Nearly 70 per cent of complaints the bureau receives — about 3,500 a year — involve deceptive marketing. “We strongly encourage anyone who feels they have been misled by false or misleading representations to contact the Bureau and file a complaint,” says senior communications adviser Eric Joyce, by email. “All allegations of false or misleading representations are taken very seriously. When we find evidence of behaviour contrary to the law, we do not hesitate to take action.”
Joyce added that he recommends influencers ask themselves, “‘Will it be clear to readers who see this content for the first time that I have a material connection with the company who sells the product or service?’ before publishing content. If the answer to this is no, or is in doubt, then the disclosure will not necessarily protect the influencer from potential liability.”

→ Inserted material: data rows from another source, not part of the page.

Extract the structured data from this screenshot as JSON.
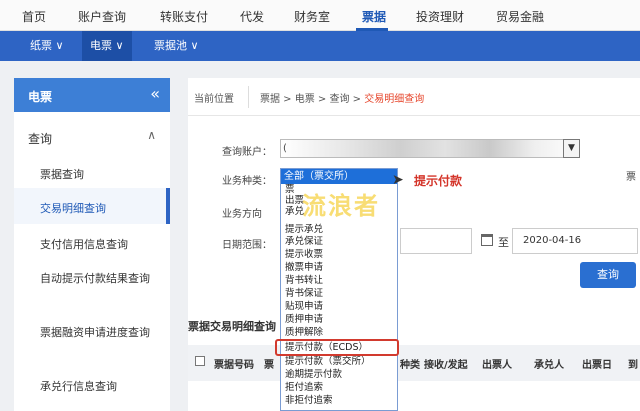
{
  "top_nav": [
    {
      "label": "首页",
      "active": false
    },
    {
      "label": "账户查询",
      "active": false
    },
    {
      "label": "转账支付",
      "active": false
    },
    {
      "label": "代发",
      "active": false
    },
    {
      "label": "财务室",
      "active": false
    },
    {
      "label": "票据",
      "active": true
    },
    {
      "label": "投资理财",
      "active": false
    },
    {
      "label": "贸易金融",
      "active": false
    }
  ],
  "sub_nav": [
    {
      "label": "纸票 ∨",
      "active": false
    },
    {
      "label": "电票 ∨",
      "active": true
    },
    {
      "label": "票据池 ∨",
      "active": false
    }
  ],
  "sidebar": {
    "title": "电票",
    "collapse_icon": "«",
    "group": "查询",
    "group_caret": "∧",
    "items": [
      "票据查询",
      "交易明细查询",
      "支付信用信息查询",
      "自动提示付款结果查询",
      "票据融资申请进度查询",
      "承兑行信息查询"
    ],
    "active_index": 1
  },
  "breadcrumb": {
    "position_label": "当前位置",
    "path": "票据 > 电票 > 查询 > ",
    "current": "交易明细查询"
  },
  "form": {
    "account_label": "查询账户：",
    "account_prefix": "(",
    "business_type_label": "业务种类：",
    "business_direction_label": "业务方向",
    "date_range_label": "日期范围：",
    "to_label": "至",
    "end_date": "2020-04-16",
    "query_button": "查询",
    "hint": "提示付款",
    "right_cut_text": "票"
  },
  "dropdown": {
    "selected": "全部（票交所）",
    "options": [
      "票",
      "出票",
      "承兑",
      "提示承兑",
      "承兑保证",
      "提示收票",
      "撤票申请",
      "背书转让",
      "背书保证",
      "贴现申请",
      "质押申请",
      "质押解除",
      "提示付款（ECDS）",
      "提示付款（票交所）",
      "逾期提示付款",
      "拒付追索",
      "非拒付追索"
    ],
    "highlighted": "提示付款（ECDS）"
  },
  "table": {
    "title": "票据交易明细查询",
    "columns": [
      "票据号码",
      "票",
      "种类",
      "接收/发起",
      "出票人",
      "承兑人",
      "出票日",
      "到"
    ]
  },
  "watermark": "流浪者"
}
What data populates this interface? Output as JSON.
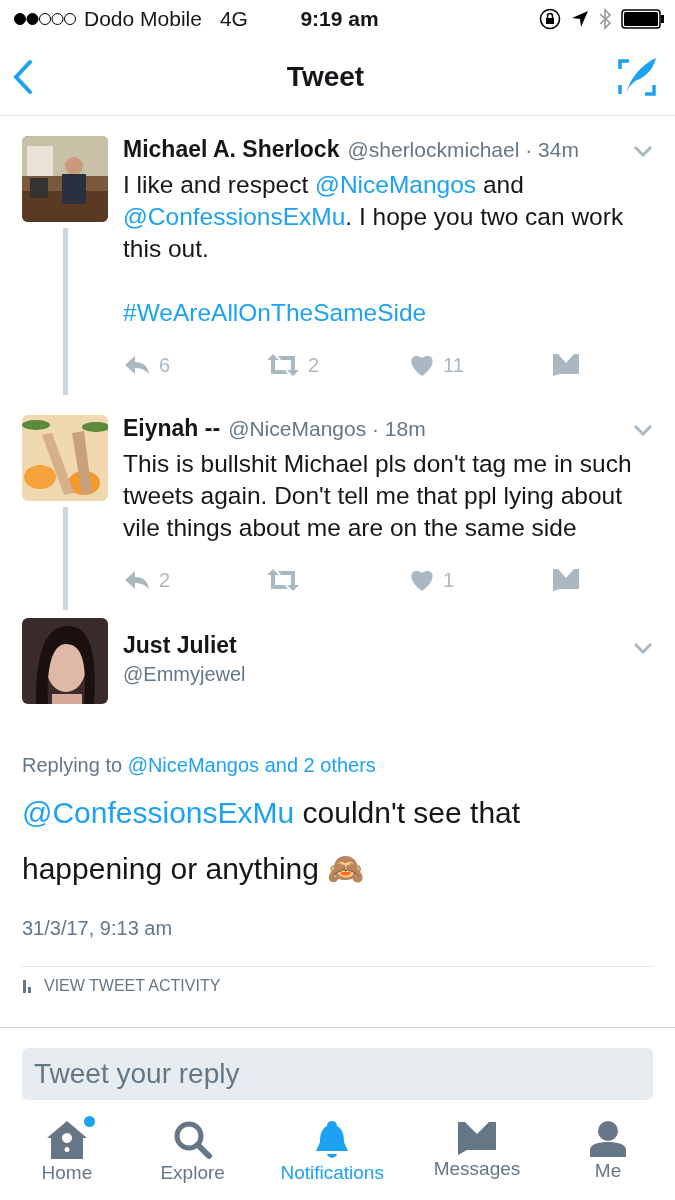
{
  "status_bar": {
    "carrier": "Dodo Mobile",
    "network": "4G",
    "time": "9:19 am"
  },
  "nav": {
    "title": "Tweet"
  },
  "thread": [
    {
      "name": "Michael A. Sherlock",
      "handle": "@sherlockmichael",
      "separator": "·",
      "time": "34m",
      "connector": true,
      "paragraphs": [
        [
          {
            "kind": "text",
            "text": "I like and respect "
          },
          {
            "kind": "mention",
            "text": "@NiceMangos"
          },
          {
            "kind": "text",
            "text": " and "
          },
          {
            "kind": "mention",
            "text": "@ConfessionsExMu"
          },
          {
            "kind": "text",
            "text": ". I hope you two can work this out."
          }
        ],
        [
          {
            "kind": "hashtag",
            "text": "#WeAreAllOnTheSameSide"
          }
        ]
      ],
      "actions": [
        {
          "kind": "reply",
          "count": "6"
        },
        {
          "kind": "retweet",
          "count": "2"
        },
        {
          "kind": "like",
          "count": "11"
        },
        {
          "kind": "message"
        }
      ]
    },
    {
      "name": "Eiynah --",
      "handle": "@NiceMangos",
      "separator": "·",
      "time": "18m",
      "connector": true,
      "paragraphs": [
        [
          {
            "kind": "text",
            "text": "This is bullshit Michael pls don't tag me in such tweets again. Don't tell me that ppl lying about vile things about me are on the same side"
          }
        ]
      ],
      "actions": [
        {
          "kind": "reply",
          "count": "2"
        },
        {
          "kind": "retweet"
        },
        {
          "kind": "like",
          "count": "1"
        },
        {
          "kind": "message"
        }
      ]
    }
  ],
  "focused": {
    "name": "Just Juliet",
    "handle": "@Emmyjewel",
    "replying_to": [
      {
        "kind": "text",
        "text": "Replying to "
      },
      {
        "kind": "mention",
        "text": "@NiceMangos and 2 others"
      }
    ],
    "body": [
      {
        "kind": "mention",
        "text": "@ConfessionsExMu"
      },
      {
        "kind": "text",
        "text": " couldn't see that happening or anything 🙈"
      }
    ],
    "date": "31/3/17, 9:13 am",
    "activity": "VIEW TWEET ACTIVITY"
  },
  "reply": {
    "placeholder": "Tweet your reply"
  },
  "tabs": [
    {
      "label": "Home",
      "kind": "home",
      "selected": false,
      "dot": true
    },
    {
      "label": "Explore",
      "kind": "explore",
      "selected": false,
      "dot": false
    },
    {
      "label": "Notifications",
      "kind": "notifications",
      "selected": true,
      "dot": false
    },
    {
      "label": "Messages",
      "kind": "messages",
      "selected": false,
      "dot": false
    },
    {
      "label": "Me",
      "kind": "me",
      "selected": false,
      "dot": false
    }
  ]
}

While many of the posts I saw that had tagged Node or that Node itself had published were extensively hashtagged — with #blogto, #cravethe6ix, #craveto, #feedmetoronto, #foodtoronto, #narcitytoronto, #nowtoronto, #tastethesix, #tastetoronto, #topcitybites, #tofoodie, #dishedto, #yelptoronto, #yelpgta, #dailyhiveto, #nodeapp, #instafoodies, #burger, #blogto, #craveto, #feedfeed, #gastropost, #igfoodie, #foodography, #eatthis, and/or #foodbeast, among others — I couldn’t find one that included the standard hashtag #ad. It took 10 minutes of scrolling to find a post that stated, “This post is sponsored.”
This type of advertising is rampant on Instagram. It wouldn’t be fair to single out Node for it — if the company hadn’t contacted me first. Asked whether Node requires influencers to disclose material connections to advertisers using the #ad hashtag, the company’s marketing and communications specialist Allysha Yung responded, “The influencers that sign up on our platform have an understanding that they are delivering an Instagram post in exchange for free food!” Armin Faraji, a team lead for Node, later followed up with an email stating that “while it is up to influencers to include the proper disclosures, brands that use our platform to connect with influencers are responsible for instructing the influencers they work with.”

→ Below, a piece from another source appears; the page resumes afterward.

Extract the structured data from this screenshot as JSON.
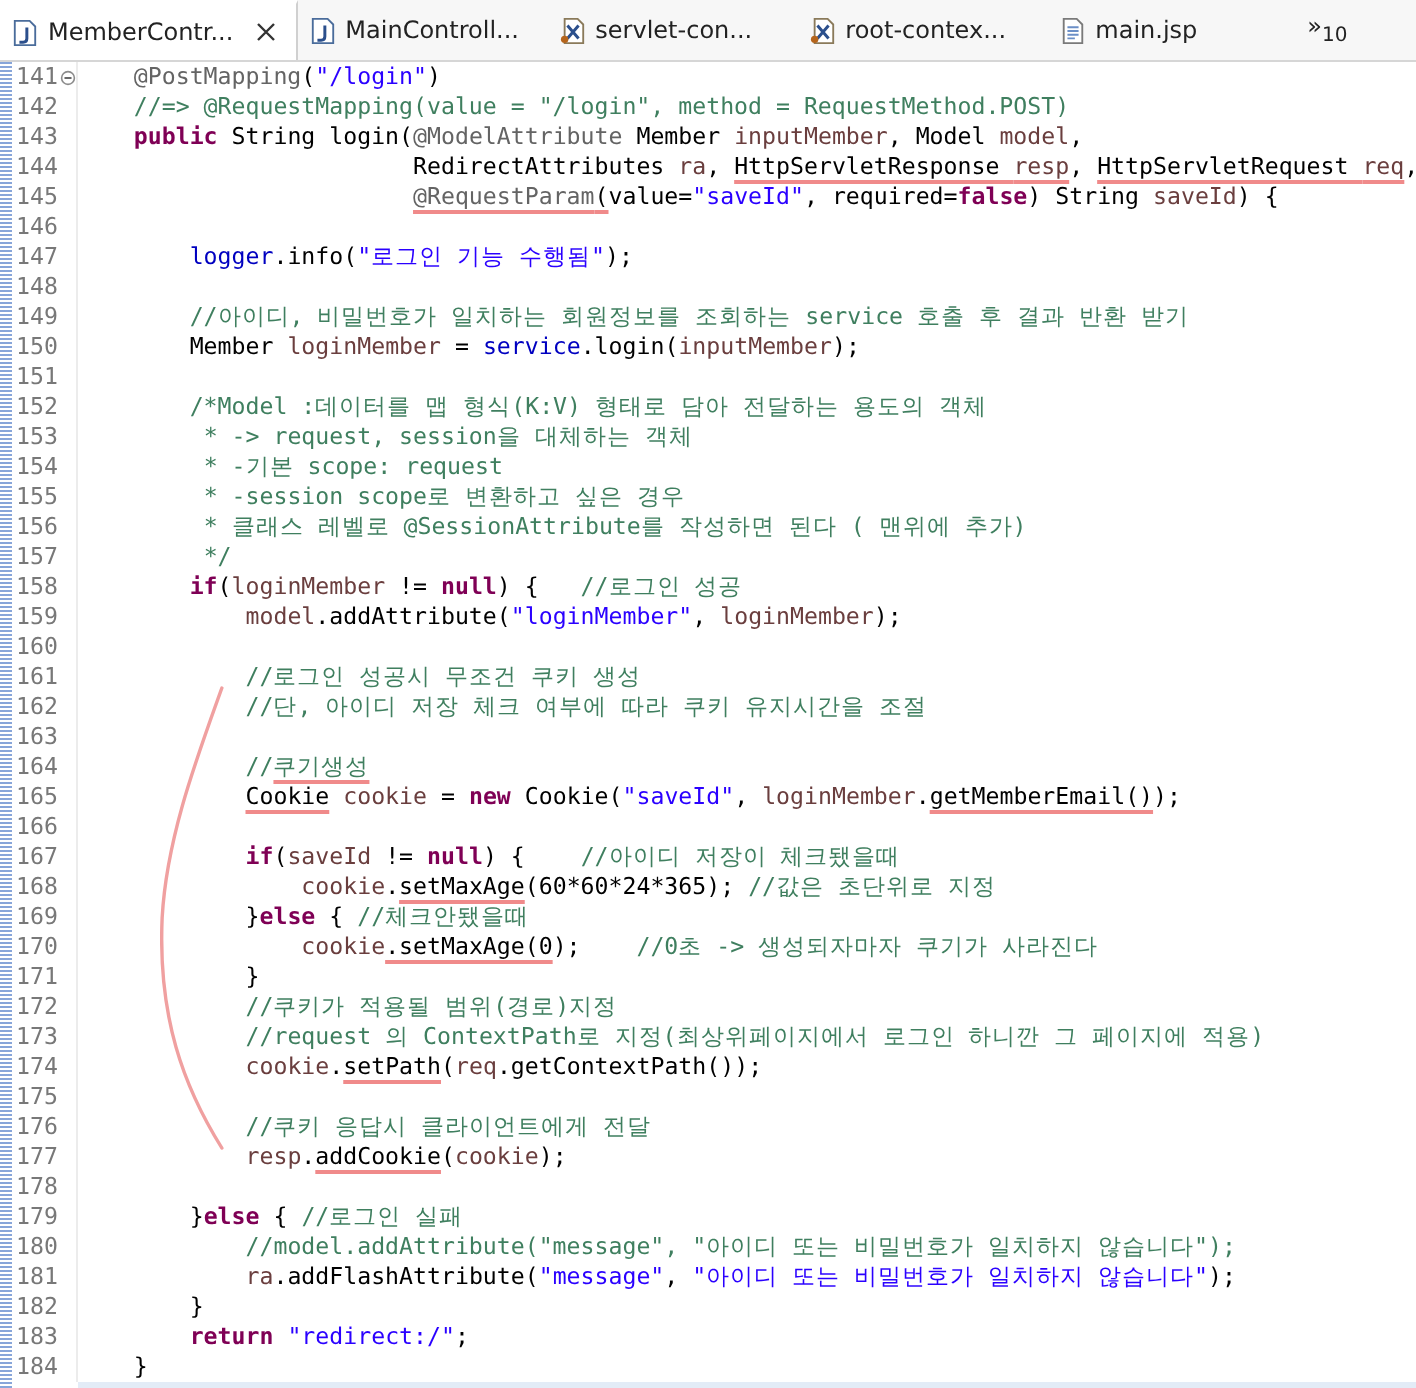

We live in rapidly changing times. Our values are shifting; goalposts are moving faster than we can adapt. Influencer marketing is just another example of technology outpacing our ability to have meaningful, timely conversations about what these changes mean for our culture.